Data about app and page elements

··········

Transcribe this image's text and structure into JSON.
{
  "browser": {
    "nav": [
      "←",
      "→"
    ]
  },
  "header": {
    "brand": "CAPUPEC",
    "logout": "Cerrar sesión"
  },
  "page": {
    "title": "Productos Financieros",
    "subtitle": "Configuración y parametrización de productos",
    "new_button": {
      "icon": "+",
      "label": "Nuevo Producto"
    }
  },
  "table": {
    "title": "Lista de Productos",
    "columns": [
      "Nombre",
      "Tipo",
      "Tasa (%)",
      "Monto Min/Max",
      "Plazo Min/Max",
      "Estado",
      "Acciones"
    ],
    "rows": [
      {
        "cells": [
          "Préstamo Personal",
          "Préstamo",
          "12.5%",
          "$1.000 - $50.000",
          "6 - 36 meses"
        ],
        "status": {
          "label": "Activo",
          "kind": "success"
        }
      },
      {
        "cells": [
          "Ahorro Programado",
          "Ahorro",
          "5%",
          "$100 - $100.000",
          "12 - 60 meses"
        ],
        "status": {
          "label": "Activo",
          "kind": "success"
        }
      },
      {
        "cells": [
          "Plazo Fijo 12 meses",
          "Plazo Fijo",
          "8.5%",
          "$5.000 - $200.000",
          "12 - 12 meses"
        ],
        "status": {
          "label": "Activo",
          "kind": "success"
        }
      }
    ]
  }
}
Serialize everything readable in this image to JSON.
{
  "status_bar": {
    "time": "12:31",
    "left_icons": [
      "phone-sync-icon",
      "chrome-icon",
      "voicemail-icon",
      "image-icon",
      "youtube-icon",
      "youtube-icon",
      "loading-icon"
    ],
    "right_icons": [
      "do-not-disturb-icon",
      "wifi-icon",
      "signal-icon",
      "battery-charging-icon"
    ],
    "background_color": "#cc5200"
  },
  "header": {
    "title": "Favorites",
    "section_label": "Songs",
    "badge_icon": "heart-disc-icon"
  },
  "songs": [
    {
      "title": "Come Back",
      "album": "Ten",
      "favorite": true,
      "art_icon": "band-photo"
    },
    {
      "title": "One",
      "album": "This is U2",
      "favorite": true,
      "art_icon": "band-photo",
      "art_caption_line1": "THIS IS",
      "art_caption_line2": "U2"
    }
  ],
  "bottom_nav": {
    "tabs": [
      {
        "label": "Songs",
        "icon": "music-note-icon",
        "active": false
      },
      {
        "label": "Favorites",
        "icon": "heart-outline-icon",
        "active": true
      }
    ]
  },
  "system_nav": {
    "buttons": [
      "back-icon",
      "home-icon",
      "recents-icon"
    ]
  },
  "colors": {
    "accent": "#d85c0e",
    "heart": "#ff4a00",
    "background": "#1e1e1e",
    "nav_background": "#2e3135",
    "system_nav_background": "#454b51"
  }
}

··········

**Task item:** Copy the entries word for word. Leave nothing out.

**Solution to this exercise:**
Transcribe this image's text and structure into JSON.
{
  "browser": {
    "nav": [
      "←",
      "→"
    ]
  },
  "header": {
    "brand": "CAPUPEC",
    "logout": "Cerrar sesión"
  },
  "page": {
    "title": "Productos Financieros",
    "subtitle": "Configuración y parametrización de productos",
    "new_button": {
      "icon": "+",
      "label": "Nuevo Producto"
    }
  },
  "table": {
    "title": "Lista de Productos",
    "columns": [
      "Nombre",
      "Tipo",
      "Tasa (%)",
      "Monto Min/Max",
      "Plazo Min/Max",
      "Estado",
      "Acciones"
    ],
    "rows": [
      {
        "cells": [
          "Préstamo Personal",
          "Préstamo",
          "12.5%",
          "$1.000 - $50.000",
          "6 - 36 meses"
        ],
        "status": {
          "label": "Activo",
          "kind": "success"
        }
      },
      {
        "cells": [
          "Ahorro Programado",
          "Ahorro",
          "5%",
          "$100 - $100.000",
          "12 - 60 meses"
        ],
        "status": {
          "label": "Activo",
          "kind": "success"
        }
      },
      {
        "cells": [
          "Plazo Fijo 12 meses",
          "Plazo Fijo",
          "8.5%",
          "$5.000 - $200.000",
          "12 - 12 meses"
        ],
        "status": {
          "label": "Activo",
          "kind": "success"
        }
      }
    ]
  }
}
Serialize everything readable in this image to JSON.
{
  "status_bar": {
    "time": "12:31",
    "left_icons": [
      "phone-sync-icon",
      "chrome-icon",
      "voicemail-icon",
      "image-icon",
      "youtube-icon",
      "youtube-icon",
      "loading-icon"
    ],
    "right_icons": [
      "do-not-disturb-icon",
      "wifi-icon",
      "signal-icon",
      "battery-charging-icon"
    ],
    "background_color": "#cc5200"
  },
  "header": {
    "title": "Favorites",
    "section_label": "Songs",
    "badge_icon": "heart-disc-icon"
  },
  "songs": [
    {
      "title": "Come Back",
      "album": "Ten",
      "favorite": true,
      "art_icon": "band-photo"
    },
    {
      "title": "One",
      "album": "This is U2",
      "favorite": true,
      "art_icon": "band-photo",
      "art_caption_line1": "THIS IS",
      "art_caption_line2": "U2"
    }
  ],
  "bottom_nav": {
    "tabs": [
      {
        "label": "Songs",
        "icon": "music-note-icon",
        "active": false
      },
      {
        "label": "Favorites",
        "icon": "heart-outline-icon",
        "active": true
      }
    ]
  },
  "system_nav": {
    "buttons": [
      "back-icon",
      "home-icon",
      "recents-icon"
    ]
  },
  "colors": {
    "accent": "#d85c0e",
    "heart": "#ff4a00",
    "background": "#1e1e1e",
    "nav_background": "#2e3135",
    "system_nav_background": "#454b51"
  }
}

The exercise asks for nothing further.